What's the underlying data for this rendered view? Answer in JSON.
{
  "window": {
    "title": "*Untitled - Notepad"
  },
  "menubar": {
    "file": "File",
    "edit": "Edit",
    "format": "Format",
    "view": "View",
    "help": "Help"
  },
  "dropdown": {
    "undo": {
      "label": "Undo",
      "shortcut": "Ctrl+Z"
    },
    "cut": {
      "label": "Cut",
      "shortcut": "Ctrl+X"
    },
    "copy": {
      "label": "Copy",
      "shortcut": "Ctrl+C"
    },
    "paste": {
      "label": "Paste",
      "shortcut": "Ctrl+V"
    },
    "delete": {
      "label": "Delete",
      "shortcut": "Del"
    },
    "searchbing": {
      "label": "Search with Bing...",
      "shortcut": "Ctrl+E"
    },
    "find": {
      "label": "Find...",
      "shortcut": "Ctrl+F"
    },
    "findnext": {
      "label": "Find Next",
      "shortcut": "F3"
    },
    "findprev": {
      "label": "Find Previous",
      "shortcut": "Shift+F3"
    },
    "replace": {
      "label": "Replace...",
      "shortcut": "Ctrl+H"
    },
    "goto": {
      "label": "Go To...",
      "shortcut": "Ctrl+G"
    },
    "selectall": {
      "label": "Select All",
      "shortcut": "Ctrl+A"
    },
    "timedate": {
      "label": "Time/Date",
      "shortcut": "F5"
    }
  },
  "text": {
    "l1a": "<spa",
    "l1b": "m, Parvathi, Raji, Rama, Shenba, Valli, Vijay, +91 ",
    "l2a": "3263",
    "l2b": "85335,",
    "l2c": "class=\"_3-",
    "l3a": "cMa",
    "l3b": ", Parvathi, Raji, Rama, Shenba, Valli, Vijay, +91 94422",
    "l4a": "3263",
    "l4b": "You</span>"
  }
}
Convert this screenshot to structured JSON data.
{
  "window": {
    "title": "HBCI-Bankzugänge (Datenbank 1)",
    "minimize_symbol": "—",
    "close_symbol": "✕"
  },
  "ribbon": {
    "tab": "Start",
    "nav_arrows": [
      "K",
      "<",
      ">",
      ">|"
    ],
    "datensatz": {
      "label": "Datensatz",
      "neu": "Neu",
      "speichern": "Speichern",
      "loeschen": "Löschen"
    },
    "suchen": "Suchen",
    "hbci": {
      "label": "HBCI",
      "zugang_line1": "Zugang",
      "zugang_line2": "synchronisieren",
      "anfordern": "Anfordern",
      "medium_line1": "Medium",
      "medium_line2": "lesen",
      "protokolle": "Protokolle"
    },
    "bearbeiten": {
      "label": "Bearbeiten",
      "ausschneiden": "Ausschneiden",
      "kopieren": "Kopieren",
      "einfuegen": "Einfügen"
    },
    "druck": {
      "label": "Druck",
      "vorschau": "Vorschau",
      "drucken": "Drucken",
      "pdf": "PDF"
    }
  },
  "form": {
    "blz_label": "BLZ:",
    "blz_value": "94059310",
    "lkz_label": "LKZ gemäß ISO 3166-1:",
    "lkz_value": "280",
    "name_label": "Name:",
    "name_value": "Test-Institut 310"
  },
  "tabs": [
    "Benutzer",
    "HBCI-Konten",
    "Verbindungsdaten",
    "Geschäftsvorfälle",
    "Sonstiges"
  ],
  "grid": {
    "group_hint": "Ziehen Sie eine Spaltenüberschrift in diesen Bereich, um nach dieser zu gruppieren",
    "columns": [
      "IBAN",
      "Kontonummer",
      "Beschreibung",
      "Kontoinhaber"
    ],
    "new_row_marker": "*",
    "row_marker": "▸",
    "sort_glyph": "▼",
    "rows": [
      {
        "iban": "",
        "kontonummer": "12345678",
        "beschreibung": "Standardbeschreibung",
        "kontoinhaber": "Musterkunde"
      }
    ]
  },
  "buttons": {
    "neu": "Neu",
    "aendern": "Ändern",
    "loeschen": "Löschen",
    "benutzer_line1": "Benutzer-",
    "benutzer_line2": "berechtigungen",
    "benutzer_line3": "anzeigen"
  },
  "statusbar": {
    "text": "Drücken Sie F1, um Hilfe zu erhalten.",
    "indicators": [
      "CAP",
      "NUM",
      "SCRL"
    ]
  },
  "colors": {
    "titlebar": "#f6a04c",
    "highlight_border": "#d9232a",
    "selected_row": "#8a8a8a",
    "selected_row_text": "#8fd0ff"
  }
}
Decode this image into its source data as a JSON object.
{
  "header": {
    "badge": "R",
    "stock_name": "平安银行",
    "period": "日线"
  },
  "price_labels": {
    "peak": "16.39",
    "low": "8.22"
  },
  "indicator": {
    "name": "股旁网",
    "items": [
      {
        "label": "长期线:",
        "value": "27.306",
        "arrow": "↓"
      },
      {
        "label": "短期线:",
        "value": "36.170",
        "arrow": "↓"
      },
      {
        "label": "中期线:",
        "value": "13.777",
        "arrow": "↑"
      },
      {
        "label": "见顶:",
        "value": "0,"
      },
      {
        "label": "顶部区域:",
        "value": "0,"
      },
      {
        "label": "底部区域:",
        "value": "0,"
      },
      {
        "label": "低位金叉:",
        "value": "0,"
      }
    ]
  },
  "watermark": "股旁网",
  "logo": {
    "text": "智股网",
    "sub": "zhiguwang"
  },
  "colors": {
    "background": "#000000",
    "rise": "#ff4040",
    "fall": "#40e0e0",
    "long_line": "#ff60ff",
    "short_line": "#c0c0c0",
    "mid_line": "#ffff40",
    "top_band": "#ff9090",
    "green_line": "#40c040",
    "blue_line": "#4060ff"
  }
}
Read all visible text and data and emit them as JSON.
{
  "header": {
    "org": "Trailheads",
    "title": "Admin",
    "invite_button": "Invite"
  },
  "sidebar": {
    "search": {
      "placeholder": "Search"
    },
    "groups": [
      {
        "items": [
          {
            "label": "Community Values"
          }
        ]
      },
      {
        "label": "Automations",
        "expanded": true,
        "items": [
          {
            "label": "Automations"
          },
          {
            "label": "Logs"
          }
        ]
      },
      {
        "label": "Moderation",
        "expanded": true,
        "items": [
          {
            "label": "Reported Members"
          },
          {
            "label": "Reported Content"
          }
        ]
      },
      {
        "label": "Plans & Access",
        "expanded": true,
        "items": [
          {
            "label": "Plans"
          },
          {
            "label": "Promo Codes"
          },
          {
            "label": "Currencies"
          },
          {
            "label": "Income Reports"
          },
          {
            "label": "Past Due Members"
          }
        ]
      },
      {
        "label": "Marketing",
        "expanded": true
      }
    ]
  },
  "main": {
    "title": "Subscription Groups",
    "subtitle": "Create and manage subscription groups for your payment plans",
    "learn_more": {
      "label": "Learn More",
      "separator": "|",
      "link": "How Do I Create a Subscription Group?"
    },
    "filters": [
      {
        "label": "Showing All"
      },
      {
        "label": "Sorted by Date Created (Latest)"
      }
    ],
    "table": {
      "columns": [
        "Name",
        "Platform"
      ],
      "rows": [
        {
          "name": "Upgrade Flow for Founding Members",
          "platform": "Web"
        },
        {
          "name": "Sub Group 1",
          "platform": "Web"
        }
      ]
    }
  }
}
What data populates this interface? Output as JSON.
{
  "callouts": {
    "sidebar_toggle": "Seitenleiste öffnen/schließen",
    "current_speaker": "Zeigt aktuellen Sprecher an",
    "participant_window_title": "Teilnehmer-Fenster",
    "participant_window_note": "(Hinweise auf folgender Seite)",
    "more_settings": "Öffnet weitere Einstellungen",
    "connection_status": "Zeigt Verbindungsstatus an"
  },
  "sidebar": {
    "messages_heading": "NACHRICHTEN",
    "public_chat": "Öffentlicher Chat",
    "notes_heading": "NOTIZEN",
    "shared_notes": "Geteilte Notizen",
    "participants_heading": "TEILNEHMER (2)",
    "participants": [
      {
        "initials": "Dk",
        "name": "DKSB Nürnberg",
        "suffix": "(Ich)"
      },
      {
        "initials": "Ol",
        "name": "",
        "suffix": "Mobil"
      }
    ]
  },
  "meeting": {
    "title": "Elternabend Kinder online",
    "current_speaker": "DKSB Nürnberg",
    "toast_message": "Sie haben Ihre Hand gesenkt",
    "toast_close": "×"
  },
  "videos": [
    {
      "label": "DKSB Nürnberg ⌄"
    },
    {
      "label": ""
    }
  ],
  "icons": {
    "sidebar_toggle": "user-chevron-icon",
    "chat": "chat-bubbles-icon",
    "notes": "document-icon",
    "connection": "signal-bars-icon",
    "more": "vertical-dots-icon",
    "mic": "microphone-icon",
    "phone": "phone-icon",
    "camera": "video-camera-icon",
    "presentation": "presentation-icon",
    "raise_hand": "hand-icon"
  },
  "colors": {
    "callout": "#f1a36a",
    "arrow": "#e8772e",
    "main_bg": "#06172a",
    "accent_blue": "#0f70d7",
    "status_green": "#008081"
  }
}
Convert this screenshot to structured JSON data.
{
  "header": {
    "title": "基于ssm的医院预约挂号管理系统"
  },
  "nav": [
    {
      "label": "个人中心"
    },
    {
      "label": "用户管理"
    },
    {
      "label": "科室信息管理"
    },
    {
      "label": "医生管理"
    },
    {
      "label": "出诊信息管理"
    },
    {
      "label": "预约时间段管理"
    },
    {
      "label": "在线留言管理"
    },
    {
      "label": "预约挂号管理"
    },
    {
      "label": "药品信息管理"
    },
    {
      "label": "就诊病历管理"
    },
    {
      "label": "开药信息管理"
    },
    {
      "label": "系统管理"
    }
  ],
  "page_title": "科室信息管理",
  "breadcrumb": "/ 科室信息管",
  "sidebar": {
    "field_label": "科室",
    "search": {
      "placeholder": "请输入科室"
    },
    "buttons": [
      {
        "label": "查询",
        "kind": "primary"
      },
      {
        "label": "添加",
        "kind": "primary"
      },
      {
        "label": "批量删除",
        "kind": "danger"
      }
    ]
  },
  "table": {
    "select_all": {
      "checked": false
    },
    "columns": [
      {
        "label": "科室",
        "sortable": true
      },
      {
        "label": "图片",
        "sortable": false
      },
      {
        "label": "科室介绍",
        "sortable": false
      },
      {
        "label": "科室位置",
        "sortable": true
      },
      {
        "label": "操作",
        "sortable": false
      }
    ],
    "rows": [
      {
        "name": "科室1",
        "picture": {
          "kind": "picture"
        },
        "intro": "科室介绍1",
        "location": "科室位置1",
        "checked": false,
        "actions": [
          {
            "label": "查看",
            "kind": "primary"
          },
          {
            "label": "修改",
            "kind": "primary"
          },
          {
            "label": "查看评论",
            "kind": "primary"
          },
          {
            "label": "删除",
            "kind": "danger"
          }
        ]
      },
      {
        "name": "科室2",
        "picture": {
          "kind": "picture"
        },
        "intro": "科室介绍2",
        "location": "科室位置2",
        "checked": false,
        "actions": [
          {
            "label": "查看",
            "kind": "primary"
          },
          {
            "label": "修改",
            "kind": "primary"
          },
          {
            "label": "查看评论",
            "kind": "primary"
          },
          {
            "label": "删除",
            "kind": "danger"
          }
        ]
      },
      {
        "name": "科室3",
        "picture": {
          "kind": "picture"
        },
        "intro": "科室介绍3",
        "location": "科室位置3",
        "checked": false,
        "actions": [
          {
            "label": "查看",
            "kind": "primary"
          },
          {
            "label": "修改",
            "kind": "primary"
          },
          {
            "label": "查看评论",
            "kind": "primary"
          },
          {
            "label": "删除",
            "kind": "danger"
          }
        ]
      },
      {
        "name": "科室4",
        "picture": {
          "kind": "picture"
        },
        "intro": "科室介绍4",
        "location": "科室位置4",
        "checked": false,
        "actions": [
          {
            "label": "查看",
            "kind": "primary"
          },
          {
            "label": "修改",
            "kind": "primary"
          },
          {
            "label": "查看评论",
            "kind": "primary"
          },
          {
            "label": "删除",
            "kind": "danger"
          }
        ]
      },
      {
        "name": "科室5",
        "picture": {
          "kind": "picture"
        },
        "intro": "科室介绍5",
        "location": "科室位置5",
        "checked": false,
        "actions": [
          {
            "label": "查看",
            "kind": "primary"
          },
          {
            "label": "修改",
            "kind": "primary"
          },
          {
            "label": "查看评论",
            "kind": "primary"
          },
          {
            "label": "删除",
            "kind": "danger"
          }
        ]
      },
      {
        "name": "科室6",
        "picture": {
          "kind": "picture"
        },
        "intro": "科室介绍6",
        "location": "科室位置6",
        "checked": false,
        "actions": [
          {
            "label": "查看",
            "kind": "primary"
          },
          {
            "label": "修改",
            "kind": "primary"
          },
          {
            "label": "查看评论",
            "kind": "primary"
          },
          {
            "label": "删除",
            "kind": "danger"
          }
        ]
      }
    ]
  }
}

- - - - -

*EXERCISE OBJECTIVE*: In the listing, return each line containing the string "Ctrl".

*ANSWER BOX*:
      "shortcut": "Ctrl+Z"
      "shortcut": "Ctrl+X"
      "shortcut": "Ctrl+C"
      "shortcut": "Ctrl+V"
      "shortcut": "Ctrl+E"
      "shortcut": "Ctrl+F"
      "shortcut": "Ctrl+H"
      "shortcut": "Ctrl+G"
      "shortcut": "Ctrl+A"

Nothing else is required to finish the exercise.